§ **EXERCISE INSTRUCTIONS**
For the word "title", determine how many lines of the entries below contain it, and give only that number.

§ **Excerpts from a dataset**
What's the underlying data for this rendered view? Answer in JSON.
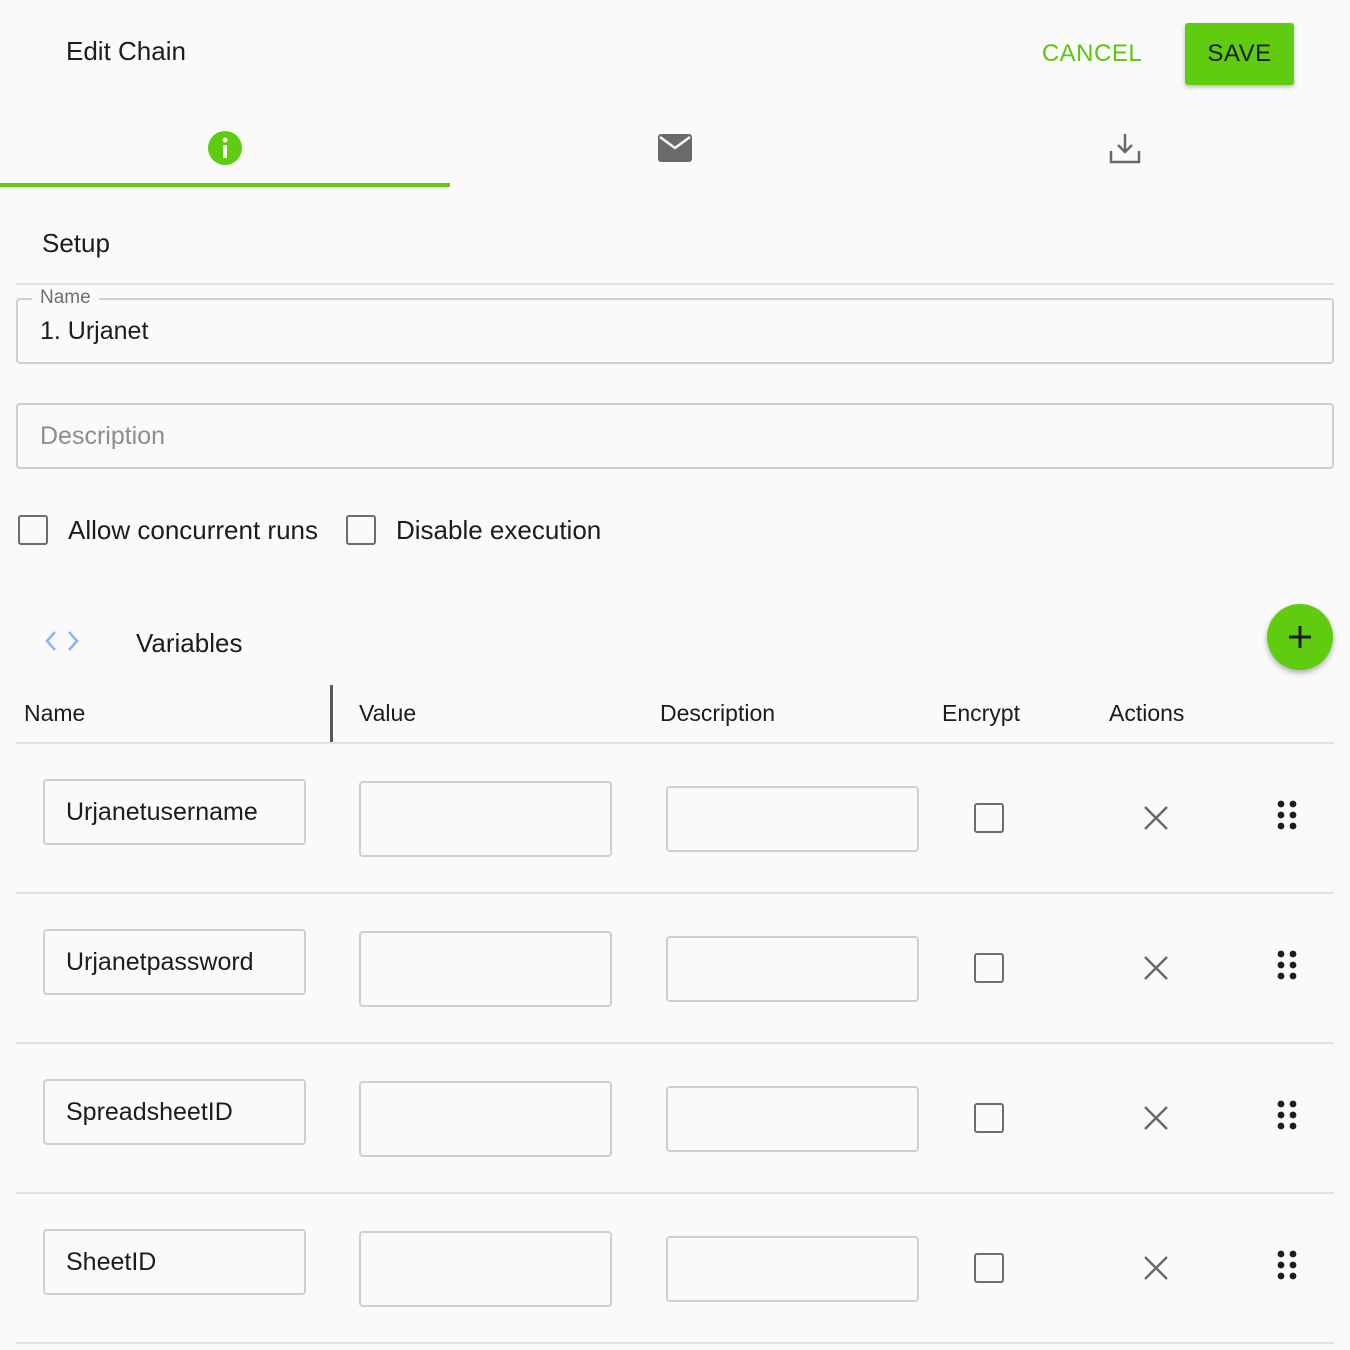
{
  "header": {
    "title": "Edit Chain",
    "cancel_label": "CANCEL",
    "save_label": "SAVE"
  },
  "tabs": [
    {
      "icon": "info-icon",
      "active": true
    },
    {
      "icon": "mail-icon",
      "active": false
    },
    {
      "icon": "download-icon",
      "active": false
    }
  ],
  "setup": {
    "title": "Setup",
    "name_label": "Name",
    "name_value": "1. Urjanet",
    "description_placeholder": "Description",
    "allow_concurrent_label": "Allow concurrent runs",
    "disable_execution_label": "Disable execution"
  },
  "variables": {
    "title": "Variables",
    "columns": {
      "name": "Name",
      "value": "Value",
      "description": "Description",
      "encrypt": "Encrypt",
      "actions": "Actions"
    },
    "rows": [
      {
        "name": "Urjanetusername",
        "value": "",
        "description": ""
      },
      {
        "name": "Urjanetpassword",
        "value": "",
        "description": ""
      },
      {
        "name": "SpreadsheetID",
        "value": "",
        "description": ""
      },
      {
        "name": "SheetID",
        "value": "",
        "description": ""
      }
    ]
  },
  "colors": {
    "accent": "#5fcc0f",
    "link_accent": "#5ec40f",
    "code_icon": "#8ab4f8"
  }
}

§ **EXERCISE RESULT**
3